All entries must be set down once more, precisely as given.

====== Given records

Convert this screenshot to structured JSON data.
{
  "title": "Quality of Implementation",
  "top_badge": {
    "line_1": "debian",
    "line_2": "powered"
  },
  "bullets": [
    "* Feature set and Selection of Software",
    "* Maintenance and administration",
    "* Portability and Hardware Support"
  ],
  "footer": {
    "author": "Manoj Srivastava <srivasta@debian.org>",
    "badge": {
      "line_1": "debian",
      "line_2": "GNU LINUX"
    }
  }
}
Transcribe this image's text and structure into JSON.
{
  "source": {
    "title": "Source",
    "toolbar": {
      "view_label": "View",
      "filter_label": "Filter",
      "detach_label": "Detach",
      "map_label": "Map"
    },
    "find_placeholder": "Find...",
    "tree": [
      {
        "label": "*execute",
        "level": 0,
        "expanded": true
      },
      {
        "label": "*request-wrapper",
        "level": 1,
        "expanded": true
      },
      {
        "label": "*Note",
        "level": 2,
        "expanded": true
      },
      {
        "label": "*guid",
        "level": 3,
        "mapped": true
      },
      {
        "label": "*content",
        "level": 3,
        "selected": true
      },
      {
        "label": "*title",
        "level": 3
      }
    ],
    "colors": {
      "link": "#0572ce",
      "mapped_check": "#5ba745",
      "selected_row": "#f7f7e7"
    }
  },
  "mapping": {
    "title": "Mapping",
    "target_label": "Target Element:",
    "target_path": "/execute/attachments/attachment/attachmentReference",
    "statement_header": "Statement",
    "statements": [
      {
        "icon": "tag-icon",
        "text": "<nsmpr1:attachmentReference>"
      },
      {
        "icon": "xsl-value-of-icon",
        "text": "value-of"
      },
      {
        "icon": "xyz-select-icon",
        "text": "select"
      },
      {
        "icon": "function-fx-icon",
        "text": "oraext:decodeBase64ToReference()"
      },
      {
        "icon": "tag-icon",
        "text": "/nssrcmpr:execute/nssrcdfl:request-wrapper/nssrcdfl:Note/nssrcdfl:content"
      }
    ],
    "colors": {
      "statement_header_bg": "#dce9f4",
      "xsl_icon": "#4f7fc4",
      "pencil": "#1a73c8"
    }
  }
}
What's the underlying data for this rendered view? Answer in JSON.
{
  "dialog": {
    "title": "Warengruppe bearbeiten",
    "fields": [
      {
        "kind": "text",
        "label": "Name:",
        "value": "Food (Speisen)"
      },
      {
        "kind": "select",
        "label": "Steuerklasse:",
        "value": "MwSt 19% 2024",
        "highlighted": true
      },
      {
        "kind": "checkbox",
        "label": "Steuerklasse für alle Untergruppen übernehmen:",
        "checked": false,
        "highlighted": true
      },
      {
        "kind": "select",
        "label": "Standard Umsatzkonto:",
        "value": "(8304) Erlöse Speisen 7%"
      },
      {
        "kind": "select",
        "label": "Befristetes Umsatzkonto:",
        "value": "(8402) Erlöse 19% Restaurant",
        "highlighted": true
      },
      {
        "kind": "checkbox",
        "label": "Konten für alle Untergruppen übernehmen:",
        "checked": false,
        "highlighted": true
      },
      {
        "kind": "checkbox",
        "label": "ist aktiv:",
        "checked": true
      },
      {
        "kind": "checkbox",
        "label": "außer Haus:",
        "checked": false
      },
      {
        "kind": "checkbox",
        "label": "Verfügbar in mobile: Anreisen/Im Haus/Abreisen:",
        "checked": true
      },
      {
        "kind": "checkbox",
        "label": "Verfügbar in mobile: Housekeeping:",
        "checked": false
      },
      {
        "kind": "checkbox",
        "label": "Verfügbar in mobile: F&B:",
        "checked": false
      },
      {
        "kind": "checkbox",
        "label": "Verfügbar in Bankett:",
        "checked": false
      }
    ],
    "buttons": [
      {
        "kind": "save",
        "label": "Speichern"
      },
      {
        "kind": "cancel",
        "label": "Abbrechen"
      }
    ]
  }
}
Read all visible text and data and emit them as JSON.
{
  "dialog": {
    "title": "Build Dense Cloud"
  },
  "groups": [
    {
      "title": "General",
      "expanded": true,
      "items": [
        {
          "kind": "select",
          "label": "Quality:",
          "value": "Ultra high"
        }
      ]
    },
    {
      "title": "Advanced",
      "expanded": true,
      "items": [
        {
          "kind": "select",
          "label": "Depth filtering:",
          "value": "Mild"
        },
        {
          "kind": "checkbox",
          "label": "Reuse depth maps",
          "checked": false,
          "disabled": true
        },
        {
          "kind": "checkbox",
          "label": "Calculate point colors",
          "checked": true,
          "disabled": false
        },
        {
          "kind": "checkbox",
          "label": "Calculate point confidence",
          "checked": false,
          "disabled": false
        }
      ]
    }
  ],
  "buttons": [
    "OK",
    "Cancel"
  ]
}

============

## [Reply to the exercise]
Convert this screenshot to structured JSON data.
{
  "title": "Quality of Implementation",
  "top_badge": {
    "line_1": "debian",
    "line_2": "powered"
  },
  "bullets": [
    "* Feature set and Selection of Software",
    "* Maintenance and administration",
    "* Portability and Hardware Support"
  ],
  "footer": {
    "author": "Manoj Srivastava <srivasta@debian.org>",
    "badge": {
      "line_1": "debian",
      "line_2": "GNU LINUX"
    }
  }
}
Transcribe this image's text and structure into JSON.
{
  "source": {
    "title": "Source",
    "toolbar": {
      "view_label": "View",
      "filter_label": "Filter",
      "detach_label": "Detach",
      "map_label": "Map"
    },
    "find_placeholder": "Find...",
    "tree": [
      {
        "label": "*execute",
        "level": 0,
        "expanded": true
      },
      {
        "label": "*request-wrapper",
        "level": 1,
        "expanded": true
      },
      {
        "label": "*Note",
        "level": 2,
        "expanded": true
      },
      {
        "label": "*guid",
        "level": 3,
        "mapped": true
      },
      {
        "label": "*content",
        "level": 3,
        "selected": true
      },
      {
        "label": "*title",
        "level": 3
      }
    ],
    "colors": {
      "link": "#0572ce",
      "mapped_check": "#5ba745",
      "selected_row": "#f7f7e7"
    }
  },
  "mapping": {
    "title": "Mapping",
    "target_label": "Target Element:",
    "target_path": "/execute/attachments/attachment/attachmentReference",
    "statement_header": "Statement",
    "statements": [
      {
        "icon": "tag-icon",
        "text": "<nsmpr1:attachmentReference>"
      },
      {
        "icon": "xsl-value-of-icon",
        "text": "value-of"
      },
      {
        "icon": "xyz-select-icon",
        "text": "select"
      },
      {
        "icon": "function-fx-icon",
        "text": "oraext:decodeBase64ToReference()"
      },
      {
        "icon": "tag-icon",
        "text": "/nssrcmpr:execute/nssrcdfl:request-wrapper/nssrcdfl:Note/nssrcdfl:content"
      }
    ],
    "colors": {
      "statement_header_bg": "#dce9f4",
      "xsl_icon": "#4f7fc4",
      "pencil": "#1a73c8"
    }
  }
}
What's the underlying data for this rendered view? Answer in JSON.
{
  "dialog": {
    "title": "Warengruppe bearbeiten",
    "fields": [
      {
        "kind": "text",
        "label": "Name:",
        "value": "Food (Speisen)"
      },
      {
        "kind": "select",
        "label": "Steuerklasse:",
        "value": "MwSt 19% 2024",
        "highlighted": true
      },
      {
        "kind": "checkbox",
        "label": "Steuerklasse für alle Untergruppen übernehmen:",
        "checked": false,
        "highlighted": true
      },
      {
        "kind": "select",
        "label": "Standard Umsatzkonto:",
        "value": "(8304) Erlöse Speisen 7%"
      },
      {
        "kind": "select",
        "label": "Befristetes Umsatzkonto:",
        "value": "(8402) Erlöse 19% Restaurant",
        "highlighted": true
      },
      {
        "kind": "checkbox",
        "label": "Konten für alle Untergruppen übernehmen:",
        "checked": false,
        "highlighted": true
      },
      {
        "kind": "checkbox",
        "label": "ist aktiv:",
        "checked": true
      },
      {
        "kind": "checkbox",
        "label": "außer Haus:",
        "checked": false
      },
      {
        "kind": "checkbox",
        "label": "Verfügbar in mobile: Anreisen/Im Haus/Abreisen:",
        "checked": true
      },
      {
        "kind": "checkbox",
        "label": "Verfügbar in mobile: Housekeeping:",
        "checked": false
      },
      {
        "kind": "checkbox",
        "label": "Verfügbar in mobile: F&B:",
        "checked": false
      },
      {
        "kind": "checkbox",
        "label": "Verfügbar in Bankett:",
        "checked": false
      }
    ],
    "buttons": [
      {
        "kind": "save",
        "label": "Speichern"
      },
      {
        "kind": "cancel",
        "label": "Abbrechen"
      }
    ]
  }
}
Read all visible text and data and emit them as JSON.
{
  "dialog": {
    "title": "Build Dense Cloud"
  },
  "groups": [
    {
      "title": "General",
      "expanded": true,
      "items": [
        {
          "kind": "select",
          "label": "Quality:",
          "value": "Ultra high"
        }
      ]
    },
    {
      "title": "Advanced",
      "expanded": true,
      "items": [
        {
          "kind": "select",
          "label": "Depth filtering:",
          "value": "Mild"
        },
        {
          "kind": "checkbox",
          "label": "Reuse depth maps",
          "checked": false,
          "disabled": true
        },
        {
          "kind": "checkbox",
          "label": "Calculate point colors",
          "checked": true,
          "disabled": false
        },
        {
          "kind": "checkbox",
          "label": "Calculate point confidence",
          "checked": false,
          "disabled": false
        }
      ]
    }
  ],
  "buttons": [
    "OK",
    "Cancel"
  ]
}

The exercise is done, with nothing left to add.